**Instructions to follow:** Your task is to filter the data below down to the lines holding "верно".

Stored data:
-- Opening Marker --

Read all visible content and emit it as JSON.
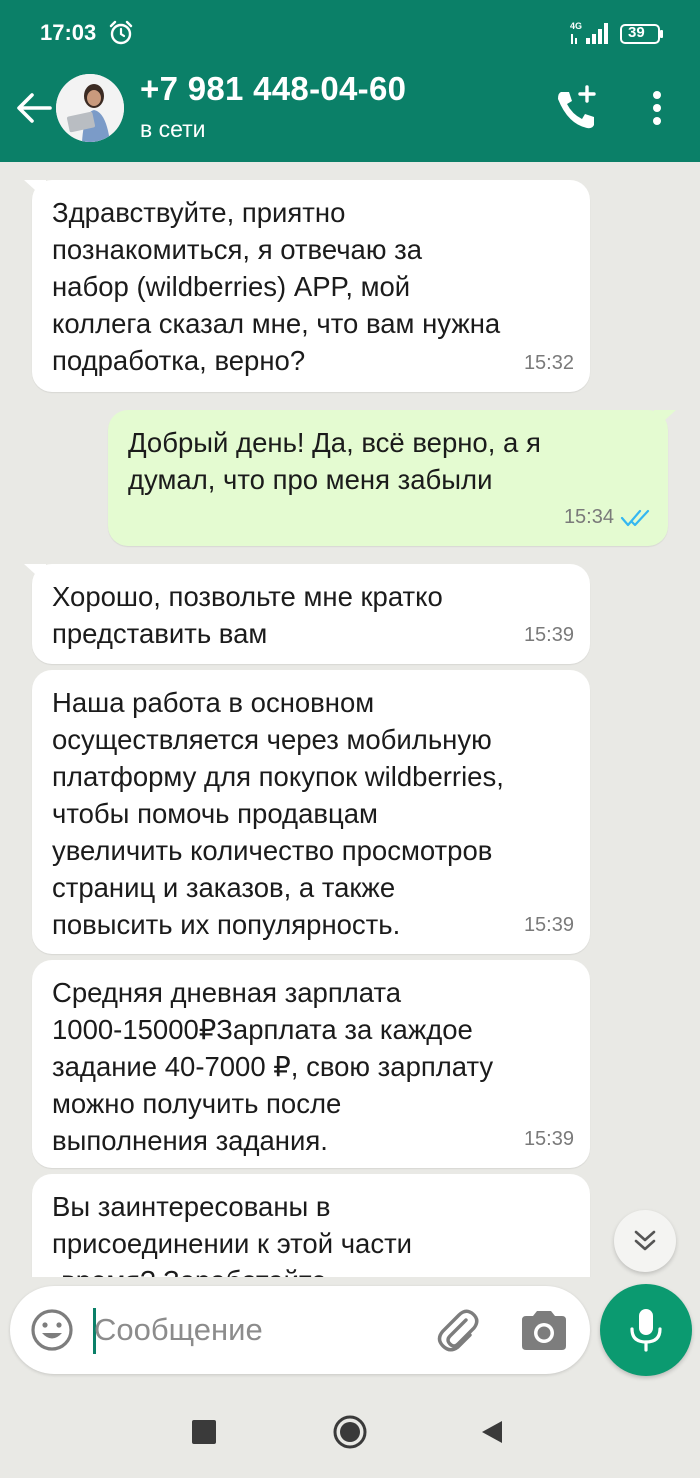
{
  "status_bar": {
    "time": "17:03",
    "network": "4G",
    "battery": "39"
  },
  "header": {
    "contact_name": "+7 981 448-04-60",
    "contact_status": "в сети",
    "icons": [
      "back-arrow-icon",
      "avatar",
      "add-call-icon",
      "more-vert-icon"
    ]
  },
  "messages": [
    {
      "direction": "in",
      "text": "Здравствуйте, приятно\nпознакомиться, я отвечаю за\nнабор (wildberries) APP, мой\nколлега сказал мне, что вам нужна\nподработка, верно?",
      "time": "15:32"
    },
    {
      "direction": "out",
      "text": "Добрый день! Да, всё верно, а я\nдумал, что про меня забыли",
      "time": "15:34",
      "read": true
    },
    {
      "direction": "in",
      "text": "Хорошо, позвольте мне кратко\nпредставить вам",
      "time": "15:39"
    },
    {
      "direction": "in",
      "text": "Наша работа в основном\nосуществляется через мобильную\nплатформу для покупок wildberries,\nчтобы помочь продавцам\nувеличить количество просмотров\nстраниц и заказов, а также\nповысить их популярность.",
      "time": "15:39"
    },
    {
      "direction": "in",
      "text": "Средняя дневная зарплата\n1000-15000₽Зарплата за каждое\nзадание 40-7000 ₽, свою зарплату\nможно получить после\nвыполнения задания.",
      "time": "15:39"
    },
    {
      "direction": "in",
      "text": "Вы заинтересованы в\nприсоединении к этой части\n-время? Заработайте",
      "time": ""
    }
  ],
  "input": {
    "placeholder": "Сообщение"
  },
  "colors": {
    "header": "#0b8068",
    "outgoing_bubble": "#e4fbd1",
    "incoming_bubble": "#ffffff",
    "chat_background": "#e9e9e5",
    "mic_button": "#0b9a70",
    "read_ticks": "#34b7f1"
  }
}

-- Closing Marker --

**Your solution:**
      "text": "Здравствуйте, приятно\nпознакомиться, я отвечаю за\nнабор (wildberries) APP, мой\nколлега сказал мне, что вам нужна\nподработка, верно?",
      "text": "Добрый день! Да, всё верно, а я\nдумал, что про меня забыли",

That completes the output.